The second major feature is the power bar, through which attacks are activated. Power gradually accumulates over time, and each attack requires a certain amount of power before it can be used. When an attack is used then a portion of the power is used up. You can see it in action at the end of the video below (there's no sound so don't go fiddling with your volume control).

They still need a bit of dressing up, but after a few small tweaks they'll be at the stage where they can be fought against each other (I just need to add in area-effect damage).

Credits: The particle systems used for the faery are based on free examples available at 'The Particle Lab' in SL, and the faery's wings are by Jane Mc Carthy.

Monday, 12 January 2009

Cannoneer turn controller

Shown above is the turn controller for Cannoneers. Players can click on it to register; the owner of the device can use a dialog menu to join/start/reset the game; and player order is randomised.
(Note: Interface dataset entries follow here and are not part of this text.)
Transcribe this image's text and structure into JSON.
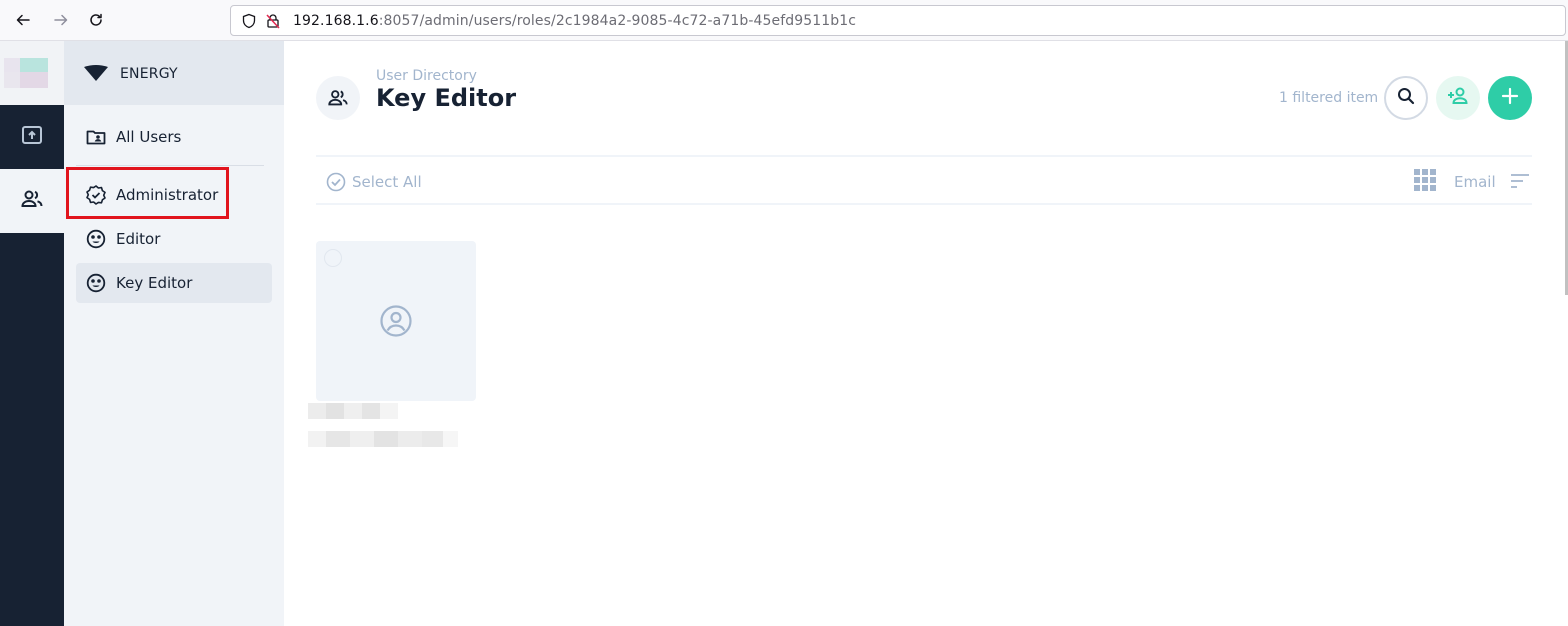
{
  "browser": {
    "url_host": "192.168.1.6",
    "url_rest": ":8057/admin/users/roles/2c1984a2-9085-4c72-a71b-45efd9511b1c",
    "back_icon": "arrow-left-icon",
    "forward_icon": "arrow-right-icon",
    "reload_icon": "reload-icon"
  },
  "rail": {
    "items": [
      {
        "icon": "file-upload-icon",
        "active": false
      },
      {
        "icon": "users-icon",
        "active": true
      }
    ]
  },
  "subnav": {
    "title": "ENERGY",
    "items": [
      {
        "label": "All Users",
        "icon": "folder-user-icon",
        "active": false
      },
      {
        "label": "Administrator",
        "icon": "verified-badge-icon",
        "active": false,
        "highlighted": true
      },
      {
        "label": "Editor",
        "icon": "face-icon",
        "active": false
      },
      {
        "label": "Key Editor",
        "icon": "face-icon",
        "active": true
      }
    ]
  },
  "header": {
    "breadcrumb": "User Directory",
    "title": "Key Editor",
    "filter_count": "1 filtered item",
    "buttons": {
      "search_icon": "search-icon",
      "add_user_icon": "person-add-icon",
      "create_icon": "plus-icon"
    }
  },
  "toolbar": {
    "select_all": "Select All",
    "sort_field": "Email",
    "layout_icon": "grid-icon",
    "sort_icon": "sort-icon"
  },
  "cards": [
    {
      "avatar_icon": "account-circle-icon",
      "selected": false
    }
  ],
  "colors": {
    "rail_bg": "#172233",
    "accent": "#2ecda7",
    "highlight": "#e1141d",
    "muted_text": "#a2b5cd"
  }
}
It was fairly easy to lock player controls so that only one person can move at a time; and that turns ends either after 10 seconds have passed, after they have moved 5 metres, or (soon) after they have fired (I still have it allowing multiple shots for final testing).

Also shown in the image is the HUD for switching between the two ammo types: shells that explode on impact (small area, large damage), and grenades that explode after 5 seconds (wider area, low damage).

Friday, 9 January 2009

Cannoneers - Early Development

One of my current projects has the working title of "Cannoneers". Ultimately it will be a turn-based game where players run around shooting at each other, along the lines of the 3D versions of Worms. Shown below is the Avatar I've built for it, which should give an idea of the style I'm aiming for.

I decided to go with "tiny" avatars, because it adds a sense of fun to things. It's also good practice with the anim overides, squashed anims and invisi prims that tiny avatars rely on.

The animations are done, and cannon power is controlled by how long you hold the mouse down. The next big feature will be controlling turn taking.